**Task requirements**
Down to the last line, restate the material below exactly.

**Supplied data**
◆ ◆ ◆ ◆ ◆

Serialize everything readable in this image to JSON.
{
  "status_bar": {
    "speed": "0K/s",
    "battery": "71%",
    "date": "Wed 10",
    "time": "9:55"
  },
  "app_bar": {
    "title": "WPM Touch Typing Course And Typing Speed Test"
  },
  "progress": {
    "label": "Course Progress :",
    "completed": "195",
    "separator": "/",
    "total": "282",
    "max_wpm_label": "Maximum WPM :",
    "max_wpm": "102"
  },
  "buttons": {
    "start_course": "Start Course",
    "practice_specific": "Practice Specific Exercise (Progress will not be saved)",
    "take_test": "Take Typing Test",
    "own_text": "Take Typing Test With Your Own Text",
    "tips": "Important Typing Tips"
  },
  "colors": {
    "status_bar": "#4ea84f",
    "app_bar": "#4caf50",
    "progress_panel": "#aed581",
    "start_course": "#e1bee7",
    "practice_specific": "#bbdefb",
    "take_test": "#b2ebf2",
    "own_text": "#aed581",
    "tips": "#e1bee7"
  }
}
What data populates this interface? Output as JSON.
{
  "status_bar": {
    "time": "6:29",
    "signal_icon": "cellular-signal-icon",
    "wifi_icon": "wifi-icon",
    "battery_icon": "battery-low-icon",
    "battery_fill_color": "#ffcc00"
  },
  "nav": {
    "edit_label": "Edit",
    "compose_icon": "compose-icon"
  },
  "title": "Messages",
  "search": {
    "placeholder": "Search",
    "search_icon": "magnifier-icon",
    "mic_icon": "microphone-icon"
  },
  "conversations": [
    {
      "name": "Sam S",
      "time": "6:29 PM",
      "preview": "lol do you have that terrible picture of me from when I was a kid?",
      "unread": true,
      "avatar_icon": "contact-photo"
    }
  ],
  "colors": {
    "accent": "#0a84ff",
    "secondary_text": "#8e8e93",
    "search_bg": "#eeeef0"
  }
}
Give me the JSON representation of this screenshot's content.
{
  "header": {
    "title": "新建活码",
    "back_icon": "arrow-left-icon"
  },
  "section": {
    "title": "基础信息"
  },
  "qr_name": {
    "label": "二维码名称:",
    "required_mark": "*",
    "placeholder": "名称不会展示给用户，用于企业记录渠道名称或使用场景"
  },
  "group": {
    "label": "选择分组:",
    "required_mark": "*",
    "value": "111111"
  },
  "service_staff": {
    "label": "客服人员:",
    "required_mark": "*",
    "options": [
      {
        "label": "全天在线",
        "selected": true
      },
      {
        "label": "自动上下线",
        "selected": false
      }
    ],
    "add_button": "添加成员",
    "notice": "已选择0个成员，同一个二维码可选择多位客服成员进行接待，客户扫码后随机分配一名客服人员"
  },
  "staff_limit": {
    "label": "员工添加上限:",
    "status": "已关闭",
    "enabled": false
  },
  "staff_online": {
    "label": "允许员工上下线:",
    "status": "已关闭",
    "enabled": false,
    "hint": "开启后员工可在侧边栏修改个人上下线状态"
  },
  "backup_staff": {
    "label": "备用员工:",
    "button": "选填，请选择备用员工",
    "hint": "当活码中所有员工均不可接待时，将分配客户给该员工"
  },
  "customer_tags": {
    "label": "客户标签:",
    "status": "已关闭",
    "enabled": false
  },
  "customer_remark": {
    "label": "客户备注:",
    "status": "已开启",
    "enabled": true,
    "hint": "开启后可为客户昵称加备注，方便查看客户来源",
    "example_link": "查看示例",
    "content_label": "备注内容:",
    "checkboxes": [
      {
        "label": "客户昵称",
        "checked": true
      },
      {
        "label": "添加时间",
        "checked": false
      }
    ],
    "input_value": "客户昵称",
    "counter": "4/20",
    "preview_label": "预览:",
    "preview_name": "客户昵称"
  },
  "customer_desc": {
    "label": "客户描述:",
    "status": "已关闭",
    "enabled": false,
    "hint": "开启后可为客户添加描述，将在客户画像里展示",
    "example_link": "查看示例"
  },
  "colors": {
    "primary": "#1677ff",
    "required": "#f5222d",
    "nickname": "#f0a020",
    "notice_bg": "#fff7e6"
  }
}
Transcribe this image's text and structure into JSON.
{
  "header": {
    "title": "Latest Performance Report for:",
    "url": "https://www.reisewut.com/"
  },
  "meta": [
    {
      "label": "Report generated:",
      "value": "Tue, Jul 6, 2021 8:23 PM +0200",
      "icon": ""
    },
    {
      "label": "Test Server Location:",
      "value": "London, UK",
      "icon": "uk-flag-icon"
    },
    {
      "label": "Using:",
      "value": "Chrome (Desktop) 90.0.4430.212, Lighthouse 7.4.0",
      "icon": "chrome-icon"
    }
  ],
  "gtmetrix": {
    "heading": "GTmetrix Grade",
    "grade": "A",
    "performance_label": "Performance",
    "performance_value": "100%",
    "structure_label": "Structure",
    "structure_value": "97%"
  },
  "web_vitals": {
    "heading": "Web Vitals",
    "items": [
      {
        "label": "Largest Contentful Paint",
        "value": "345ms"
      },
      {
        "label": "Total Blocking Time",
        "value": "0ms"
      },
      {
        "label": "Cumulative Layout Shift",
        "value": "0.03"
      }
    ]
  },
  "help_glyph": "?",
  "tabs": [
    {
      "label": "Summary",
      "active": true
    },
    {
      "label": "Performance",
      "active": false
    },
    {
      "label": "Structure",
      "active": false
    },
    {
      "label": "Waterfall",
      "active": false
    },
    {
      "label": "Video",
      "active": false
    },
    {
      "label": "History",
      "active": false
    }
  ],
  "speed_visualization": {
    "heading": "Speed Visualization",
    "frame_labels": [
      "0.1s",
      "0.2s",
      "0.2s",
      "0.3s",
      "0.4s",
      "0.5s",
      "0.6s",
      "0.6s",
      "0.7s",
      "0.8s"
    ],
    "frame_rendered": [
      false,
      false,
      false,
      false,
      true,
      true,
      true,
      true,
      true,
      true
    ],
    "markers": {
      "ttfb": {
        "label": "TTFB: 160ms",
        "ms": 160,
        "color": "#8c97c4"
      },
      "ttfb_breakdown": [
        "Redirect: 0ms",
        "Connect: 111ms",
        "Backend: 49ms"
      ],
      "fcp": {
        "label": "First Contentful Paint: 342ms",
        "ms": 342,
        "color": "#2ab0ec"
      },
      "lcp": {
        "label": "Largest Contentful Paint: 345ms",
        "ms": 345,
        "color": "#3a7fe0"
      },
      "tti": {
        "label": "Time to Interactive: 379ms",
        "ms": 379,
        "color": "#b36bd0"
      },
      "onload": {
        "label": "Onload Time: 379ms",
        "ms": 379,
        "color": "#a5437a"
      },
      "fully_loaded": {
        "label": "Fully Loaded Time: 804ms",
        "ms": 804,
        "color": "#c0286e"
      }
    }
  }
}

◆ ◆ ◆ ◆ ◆

**Problem solution**
Serialize everything readable in this image to JSON.
{
  "status_bar": {
    "speed": "0K/s",
    "battery": "71%",
    "date": "Wed 10",
    "time": "9:55"
  },
  "app_bar": {
    "title": "WPM Touch Typing Course And Typing Speed Test"
  },
  "progress": {
    "label": "Course Progress :",
    "completed": "195",
    "separator": "/",
    "total": "282",
    "max_wpm_label": "Maximum WPM :",
    "max_wpm": "102"
  },
  "buttons": {
    "start_course": "Start Course",
    "practice_specific": "Practice Specific Exercise (Progress will not be saved)",
    "take_test": "Take Typing Test",
    "own_text": "Take Typing Test With Your Own Text",
    "tips": "Important Typing Tips"
  },
  "colors": {
    "status_bar": "#4ea84f",
    "app_bar": "#4caf50",
    "progress_panel": "#aed581",
    "start_course": "#e1bee7",
    "practice_specific": "#bbdefb",
    "take_test": "#b2ebf2",
    "own_text": "#aed581",
    "tips": "#e1bee7"
  }
}
What data populates this interface? Output as JSON.
{
  "status_bar": {
    "time": "6:29",
    "signal_icon": "cellular-signal-icon",
    "wifi_icon": "wifi-icon",
    "battery_icon": "battery-low-icon",
    "battery_fill_color": "#ffcc00"
  },
  "nav": {
    "edit_label": "Edit",
    "compose_icon": "compose-icon"
  },
  "title": "Messages",
  "search": {
    "placeholder": "Search",
    "search_icon": "magnifier-icon",
    "mic_icon": "microphone-icon"
  },
  "conversations": [
    {
      "name": "Sam S",
      "time": "6:29 PM",
      "preview": "lol do you have that terrible picture of me from when I was a kid?",
      "unread": true,
      "avatar_icon": "contact-photo"
    }
  ],
  "colors": {
    "accent": "#0a84ff",
    "secondary_text": "#8e8e93",
    "search_bg": "#eeeef0"
  }
}
Give me the JSON representation of this screenshot's content.
{
  "header": {
    "title": "新建活码",
    "back_icon": "arrow-left-icon"
  },
  "section": {
    "title": "基础信息"
  },
  "qr_name": {
    "label": "二维码名称:",
    "required_mark": "*",
    "placeholder": "名称不会展示给用户，用于企业记录渠道名称或使用场景"
  },
  "group": {
    "label": "选择分组:",
    "required_mark": "*",
    "value": "111111"
  },
  "service_staff": {
    "label": "客服人员:",
    "required_mark": "*",
    "options": [
      {
        "label": "全天在线",
        "selected": true
      },
      {
        "label": "自动上下线",
        "selected": false
      }
    ],
    "add_button": "添加成员",
    "notice": "已选择0个成员，同一个二维码可选择多位客服成员进行接待，客户扫码后随机分配一名客服人员"
  },
  "staff_limit": {
    "label": "员工添加上限:",
    "status": "已关闭",
    "enabled": false
  },
  "staff_online": {
    "label": "允许员工上下线:",
    "status": "已关闭",
    "enabled": false,
    "hint": "开启后员工可在侧边栏修改个人上下线状态"
  },
  "backup_staff": {
    "label": "备用员工:",
    "button": "选填，请选择备用员工",
    "hint": "当活码中所有员工均不可接待时，将分配客户给该员工"
  },
  "customer_tags": {
    "label": "客户标签:",
    "status": "已关闭",
    "enabled": false
  },
  "customer_remark": {
    "label": "客户备注:",
    "status": "已开启",
    "enabled": true,
    "hint": "开启后可为客户昵称加备注，方便查看客户来源",
    "example_link": "查看示例",
    "content_label": "备注内容:",
    "checkboxes": [
      {
        "label": "客户昵称",
        "checked": true
      },
      {
        "label": "添加时间",
        "checked": false
      }
    ],
    "input_value": "客户昵称",
    "counter": "4/20",
    "preview_label": "预览:",
    "preview_name": "客户昵称"
  },
  "customer_desc": {
    "label": "客户描述:",
    "status": "已关闭",
    "enabled": false,
    "hint": "开启后可为客户添加描述，将在客户画像里展示",
    "example_link": "查看示例"
  },
  "colors": {
    "primary": "#1677ff",
    "required": "#f5222d",
    "nickname": "#f0a020",
    "notice_bg": "#fff7e6"
  }
}
Transcribe this image's text and structure into JSON.
{
  "header": {
    "title": "Latest Performance Report for:",
    "url": "https://www.reisewut.com/"
  },
  "meta": [
    {
      "label": "Report generated:",
      "value": "Tue, Jul 6, 2021 8:23 PM +0200",
      "icon": ""
    },
    {
      "label": "Test Server Location:",
      "value": "London, UK",
      "icon": "uk-flag-icon"
    },
    {
      "label": "Using:",
      "value": "Chrome (Desktop) 90.0.4430.212, Lighthouse 7.4.0",
      "icon": "chrome-icon"
    }
  ],
  "gtmetrix": {
    "heading": "GTmetrix Grade",
    "grade": "A",
    "performance_label": "Performance",
    "performance_value": "100%",
    "structure_label": "Structure",
    "structure_value": "97%"
  },
  "web_vitals": {
    "heading": "Web Vitals",
    "items": [
      {
        "label": "Largest Contentful Paint",
        "value": "345ms"
      },
      {
        "label": "Total Blocking Time",
        "value": "0ms"
      },
      {
        "label": "Cumulative Layout Shift",
        "value": "0.03"
      }
    ]
  },
  "help_glyph": "?",
  "tabs": [
    {
      "label": "Summary",
      "active": true
    },
    {
      "label": "Performance",
      "active": false
    },
    {
      "label": "Structure",
      "active": false
    },
    {
      "label": "Waterfall",
      "active": false
    },
    {
      "label": "Video",
      "active": false
    },
    {
      "label": "History",
      "active": false
    }
  ],
  "speed_visualization": {
    "heading": "Speed Visualization",
    "frame_labels": [
      "0.1s",
      "0.2s",
      "0.2s",
      "0.3s",
      "0.4s",
      "0.5s",
      "0.6s",
      "0.6s",
      "0.7s",
      "0.8s"
    ],
    "frame_rendered": [
      false,
      false,
      false,
      false,
      true,
      true,
      true,
      true,
      true,
      true
    ],
    "markers": {
      "ttfb": {
        "label": "TTFB: 160ms",
        "ms": 160,
        "color": "#8c97c4"
      },
      "ttfb_breakdown": [
        "Redirect: 0ms",
        "Connect: 111ms",
        "Backend: 49ms"
      ],
      "fcp": {
        "label": "First Contentful Paint: 342ms",
        "ms": 342,
        "color": "#2ab0ec"
      },
      "lcp": {
        "label": "Largest Contentful Paint: 345ms",
        "ms": 345,
        "color": "#3a7fe0"
      },
      "tti": {
        "label": "Time to Interactive: 379ms",
        "ms": 379,
        "color": "#b36bd0"
      },
      "onload": {
        "label": "Onload Time: 379ms",
        "ms": 379,
        "color": "#a5437a"
      },
      "fully_loaded": {
        "label": "Fully Loaded Time: 804ms",
        "ms": 804,
        "color": "#c0286e"
      }
    }
  }
}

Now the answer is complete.